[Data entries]

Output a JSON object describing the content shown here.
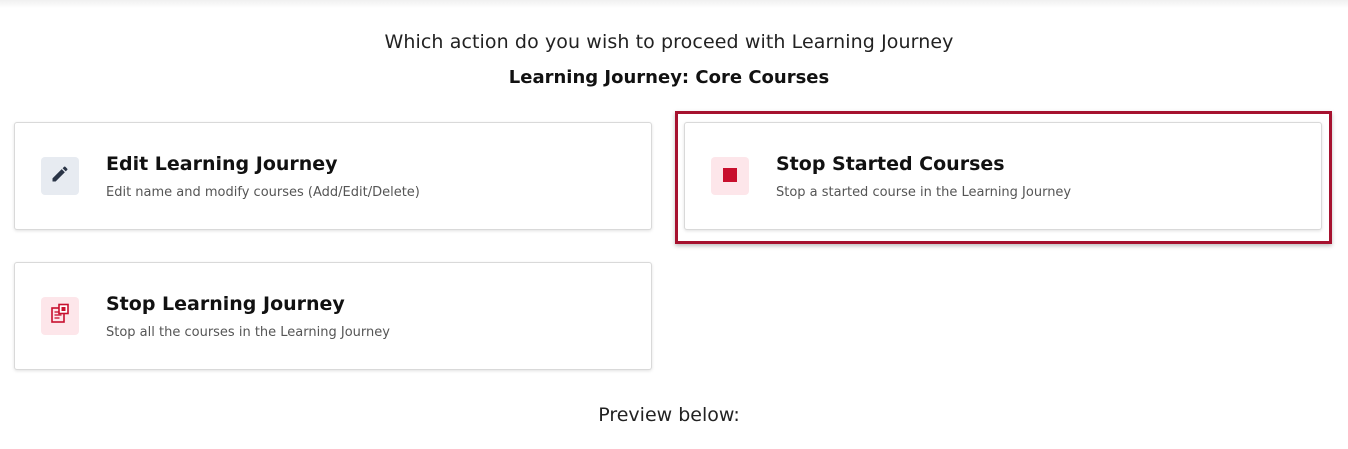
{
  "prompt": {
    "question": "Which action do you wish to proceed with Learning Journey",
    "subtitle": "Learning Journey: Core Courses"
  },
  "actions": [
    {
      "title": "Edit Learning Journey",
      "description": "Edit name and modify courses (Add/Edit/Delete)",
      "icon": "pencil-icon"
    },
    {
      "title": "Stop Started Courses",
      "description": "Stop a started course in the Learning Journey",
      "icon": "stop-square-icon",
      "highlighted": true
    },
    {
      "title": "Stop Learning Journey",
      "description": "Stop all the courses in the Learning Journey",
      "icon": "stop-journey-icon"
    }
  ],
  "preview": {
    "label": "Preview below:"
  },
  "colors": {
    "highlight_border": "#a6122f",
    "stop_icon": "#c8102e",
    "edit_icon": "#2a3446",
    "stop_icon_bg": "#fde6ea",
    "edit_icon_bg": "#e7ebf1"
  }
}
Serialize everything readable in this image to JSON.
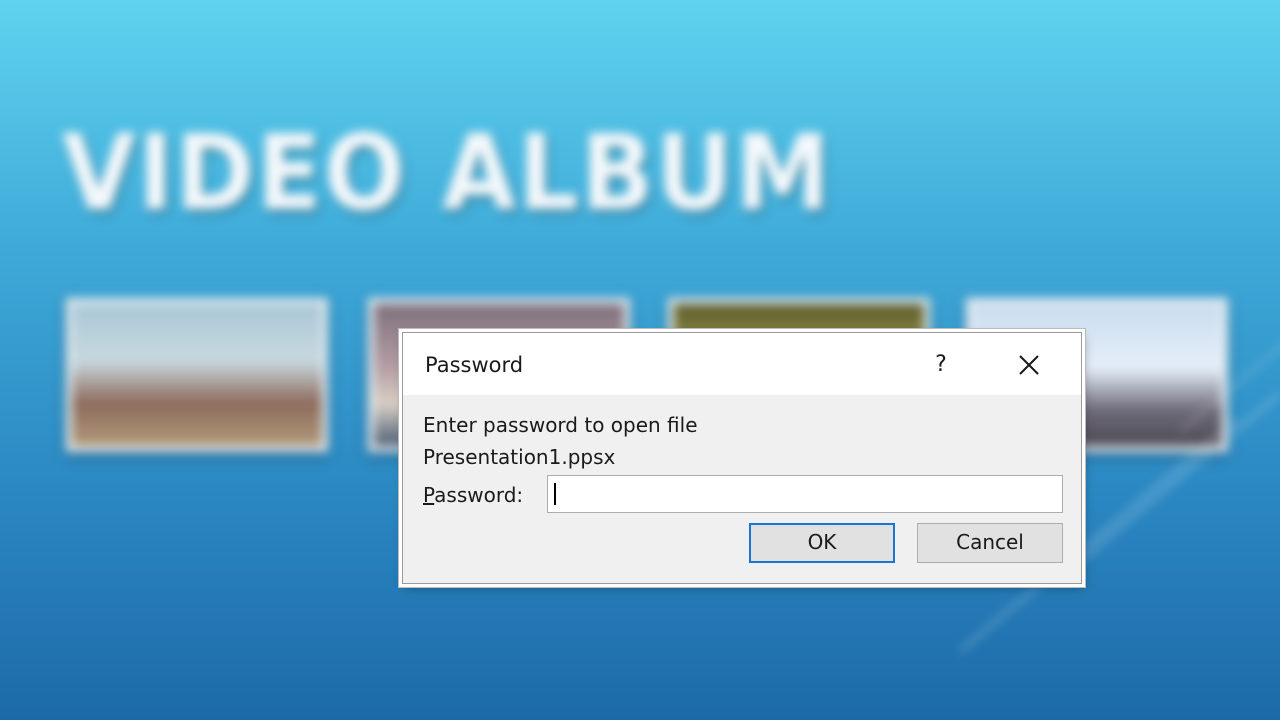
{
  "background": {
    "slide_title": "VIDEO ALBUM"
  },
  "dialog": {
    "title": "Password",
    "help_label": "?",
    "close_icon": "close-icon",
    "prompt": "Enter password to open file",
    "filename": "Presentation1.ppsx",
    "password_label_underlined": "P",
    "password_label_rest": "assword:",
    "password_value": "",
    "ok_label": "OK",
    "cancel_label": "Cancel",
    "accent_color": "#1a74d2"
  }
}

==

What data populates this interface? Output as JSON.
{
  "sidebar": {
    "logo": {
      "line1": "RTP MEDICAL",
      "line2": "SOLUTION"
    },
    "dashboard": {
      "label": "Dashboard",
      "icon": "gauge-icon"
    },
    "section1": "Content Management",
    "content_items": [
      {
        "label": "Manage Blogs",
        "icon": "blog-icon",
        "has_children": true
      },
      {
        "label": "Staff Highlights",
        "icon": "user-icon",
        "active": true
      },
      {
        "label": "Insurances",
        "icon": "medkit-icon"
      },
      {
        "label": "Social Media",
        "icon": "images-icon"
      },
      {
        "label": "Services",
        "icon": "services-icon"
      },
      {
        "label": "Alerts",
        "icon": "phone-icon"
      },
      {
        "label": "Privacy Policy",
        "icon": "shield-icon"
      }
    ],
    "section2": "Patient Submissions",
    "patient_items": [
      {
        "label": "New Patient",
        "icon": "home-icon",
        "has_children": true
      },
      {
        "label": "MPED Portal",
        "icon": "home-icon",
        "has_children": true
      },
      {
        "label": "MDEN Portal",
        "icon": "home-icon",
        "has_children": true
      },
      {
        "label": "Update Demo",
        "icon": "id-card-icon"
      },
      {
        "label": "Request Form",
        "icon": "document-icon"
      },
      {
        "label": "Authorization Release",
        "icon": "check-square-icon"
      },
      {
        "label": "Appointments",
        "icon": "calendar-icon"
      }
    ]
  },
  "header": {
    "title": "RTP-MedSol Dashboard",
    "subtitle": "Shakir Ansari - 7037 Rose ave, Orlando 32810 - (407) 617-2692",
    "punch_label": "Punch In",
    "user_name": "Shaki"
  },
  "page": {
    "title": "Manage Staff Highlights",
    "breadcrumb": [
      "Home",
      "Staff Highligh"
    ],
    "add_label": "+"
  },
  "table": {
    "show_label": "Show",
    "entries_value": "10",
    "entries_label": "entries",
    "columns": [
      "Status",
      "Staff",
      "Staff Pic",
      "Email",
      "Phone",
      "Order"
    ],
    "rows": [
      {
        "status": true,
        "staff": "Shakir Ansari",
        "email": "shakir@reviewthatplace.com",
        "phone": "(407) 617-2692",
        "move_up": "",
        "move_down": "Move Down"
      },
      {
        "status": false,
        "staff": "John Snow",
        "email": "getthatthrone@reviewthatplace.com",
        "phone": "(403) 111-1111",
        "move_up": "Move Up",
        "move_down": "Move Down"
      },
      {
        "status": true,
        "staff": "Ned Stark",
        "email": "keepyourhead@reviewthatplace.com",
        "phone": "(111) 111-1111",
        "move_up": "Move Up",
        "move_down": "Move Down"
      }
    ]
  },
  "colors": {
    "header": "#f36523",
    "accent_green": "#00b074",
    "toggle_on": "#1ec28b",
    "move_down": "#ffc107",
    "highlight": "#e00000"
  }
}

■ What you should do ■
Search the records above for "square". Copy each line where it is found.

■ Solution to the exercise ■
      "icon": "stop-square-icon",
        "icon": "check-square-icon"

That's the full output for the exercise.